> Prompt
Copy each line of the data that has "this" in it.

** Records for the task follows **

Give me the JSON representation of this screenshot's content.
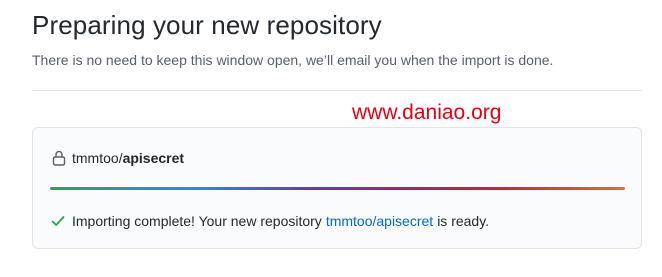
{
  "header": {
    "title": "Preparing your new repository",
    "subtitle": "There is no need to keep this window open, we’ll email you when the import is done."
  },
  "watermark": "www.daniao.org",
  "repo": {
    "owner": "tmmtoo",
    "separator": "/",
    "name": "apisecret",
    "lock_icon": "lock-icon"
  },
  "progress": {
    "percent": 100
  },
  "status": {
    "icon": "check-icon",
    "prefix": "Importing complete! Your new repository",
    "link": "tmmtoo/apisecret",
    "suffix": "is ready."
  },
  "colors": {
    "link": "#0366d6",
    "check": "#28a745",
    "watermark": "#e60012"
  }
}
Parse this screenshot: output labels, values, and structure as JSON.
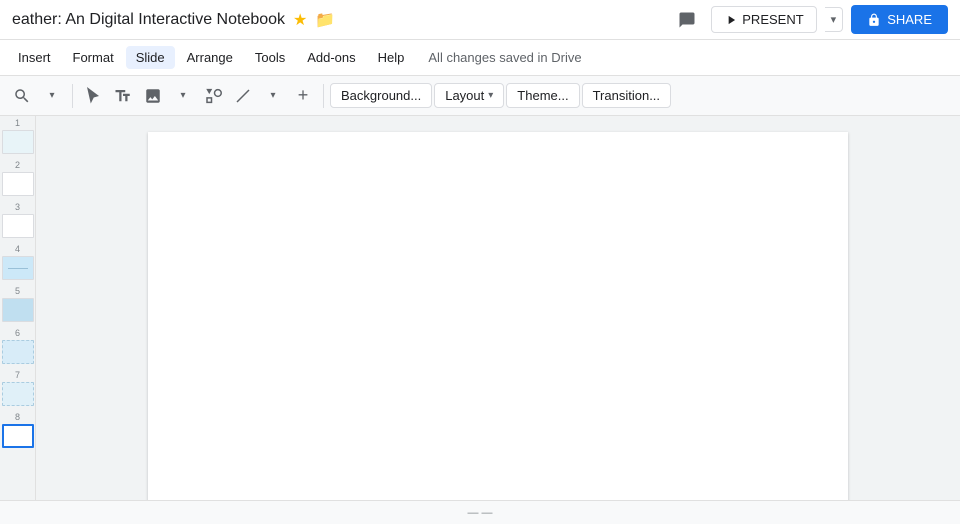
{
  "title": {
    "text": "eather: An Digital Interactive Notebook",
    "star_label": "★",
    "folder_label": "📁",
    "save_status": "All changes saved in Drive"
  },
  "header_actions": {
    "comment_icon": "💬",
    "present_label": "PRESENT",
    "present_arrow": "▾",
    "share_label": "SHARE",
    "share_icon": "👤"
  },
  "menu": {
    "items": [
      {
        "id": "insert",
        "label": "Insert"
      },
      {
        "id": "format",
        "label": "Format"
      },
      {
        "id": "slide",
        "label": "Slide"
      },
      {
        "id": "arrange",
        "label": "Arrange"
      },
      {
        "id": "tools",
        "label": "Tools"
      },
      {
        "id": "addons",
        "label": "Add-ons"
      },
      {
        "id": "help",
        "label": "Help"
      }
    ]
  },
  "toolbar": {
    "zoom_value": "⊕",
    "zoom_out": "−",
    "zoom_in": "+",
    "select_icon": "↖",
    "text_box_icon": "T",
    "image_icon": "🖼",
    "shapes_icon": "⬡",
    "line_icon": "╱",
    "plus_icon": "+",
    "background_label": "Background...",
    "layout_label": "Layout",
    "layout_arrow": "▾",
    "theme_label": "Theme...",
    "transition_label": "Transition..."
  },
  "slides": [
    {
      "id": 1,
      "active": false,
      "bg": "#e8f4f8"
    },
    {
      "id": 2,
      "active": false,
      "bg": "#ffffff"
    },
    {
      "id": 3,
      "active": false,
      "bg": "#ffffff"
    },
    {
      "id": 4,
      "active": false,
      "bg": "#d0e8f0"
    },
    {
      "id": 5,
      "active": false,
      "bg": "#c8e0f0"
    },
    {
      "id": 6,
      "active": false,
      "bg": "#d8ecf8"
    },
    {
      "id": 7,
      "active": false,
      "bg": "#e0f0f8"
    },
    {
      "id": 8,
      "active": true,
      "bg": "#ffffff"
    }
  ],
  "bottom_bar": {
    "page_info": "— —"
  },
  "colors": {
    "accent": "#1a73e8",
    "slide_active_border": "#1a73e8"
  }
}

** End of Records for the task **

> Exercise response
Give me the JSON representation of this screenshot's content.
    "subtitle": "There is no need to keep this window open, we’ll email you when the import is done."
Parse this screenshot: output labels, values, and structure as JSON.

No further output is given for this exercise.